February 10, 2015

Grapes of Wrath by John Steinbeck

“Women can change better’n a man,” Ma said soothingly. “Woman got all her life in her arms. Man got it all in his head.”
“Man, he lives in jerks-baby born an’ a man dies, an’ that’s a jerk-gets a farm and looses his farm, an’ that’s a jerk. Woman, its all one flow, like a stream, little eddies, little waterfalls, but the river, it goes right on. Woman looks at it like that. We ain’t gonna die out. People is goin’ on-changin’ a little, maybe, but goin’ right on.”

- John Steinbeck, Grapes of Wrath ch. 28 

Whenever I reread a classic I'm struck by how much more I get out of it now than I did when I was in high school and or college. This novel was part of my high school American literature class, but honestly I didn't remember much except that there was a lot of cussing, depressing chapters, and the ending was weird. I simply wasn't ready at age fifteen or sixteen to grapple with the deeper issues addressed by Steinbeck in The Grapes of Wrath. Now that I am older, and hopefully wiser, I feel that I have a better understanding and appreciation of what John Steinbeck was trying to say in this novel. 

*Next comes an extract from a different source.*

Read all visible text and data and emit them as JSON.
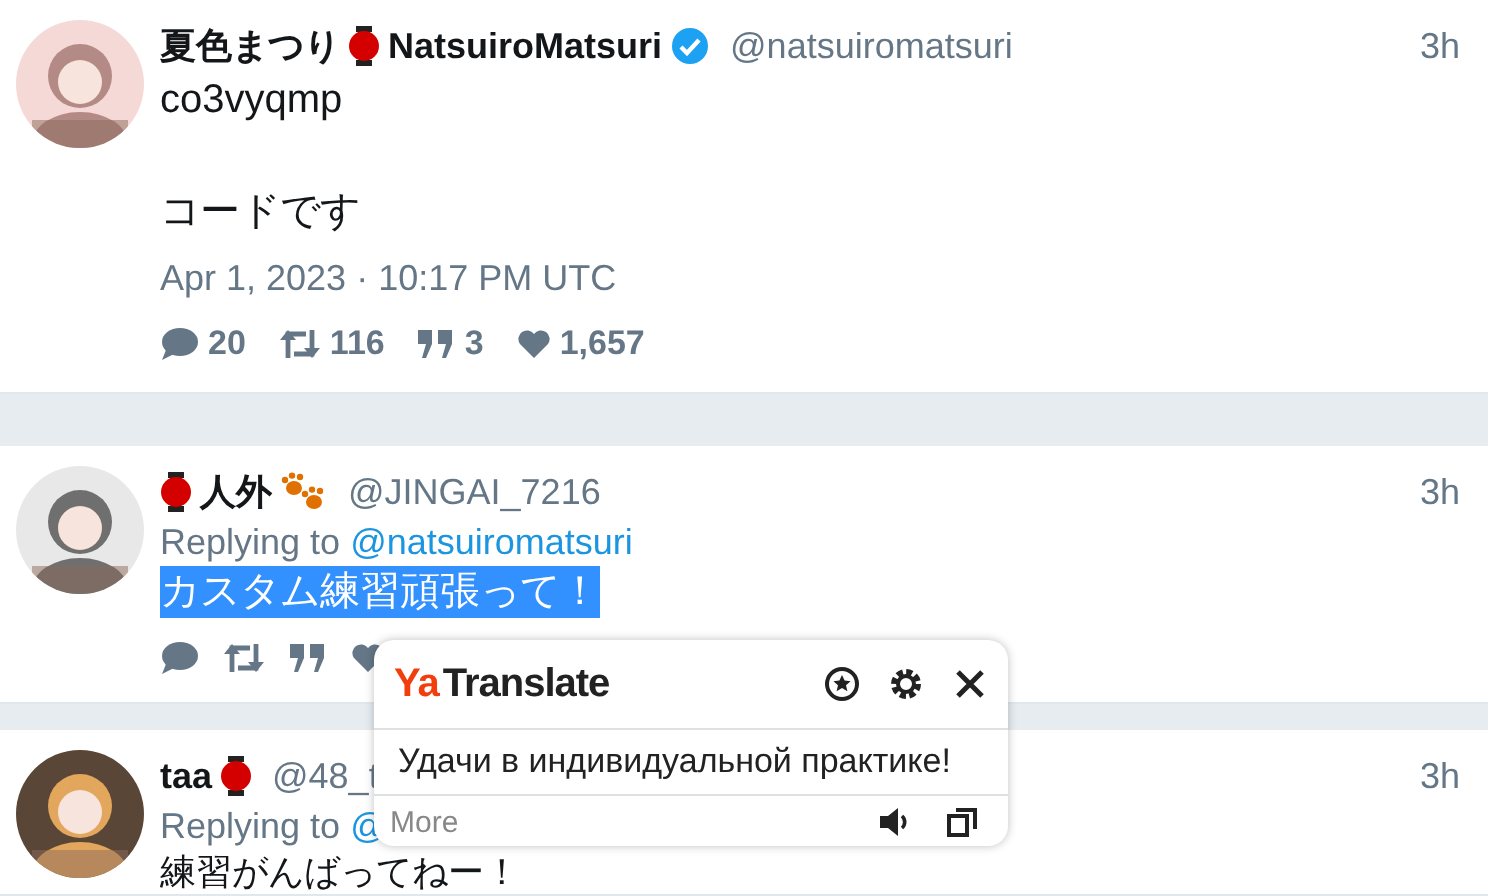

Because there are thousands of excellent online reviews for The Grapes of Wrath, I don't feel the need to go into depth about the themes, motifs and other things about this novel. Instead I want to share a few thoughts I have about one of my all time favorite female characters - Ma Joad. 

Ma Joad is the heart and soul of the book. As the male characters give in to their fear, anger and depression Ma Joad holds them all together with a fierce determination. Without Ma, the Joad family would have fallen apart. She understood the importance of sticking together, working hard and the power of a mother's selfless love. She demonstrated these qualities over and over throughout the novel - Granny's death, protecting Tom at the cotton plantation, and in the families darkest hour towards the end of the novel. I can only hope that Ma Joad's story ended well and that she was able to live out her days happy, well fed and with a roof over her head. 

No comments:

Post a Comment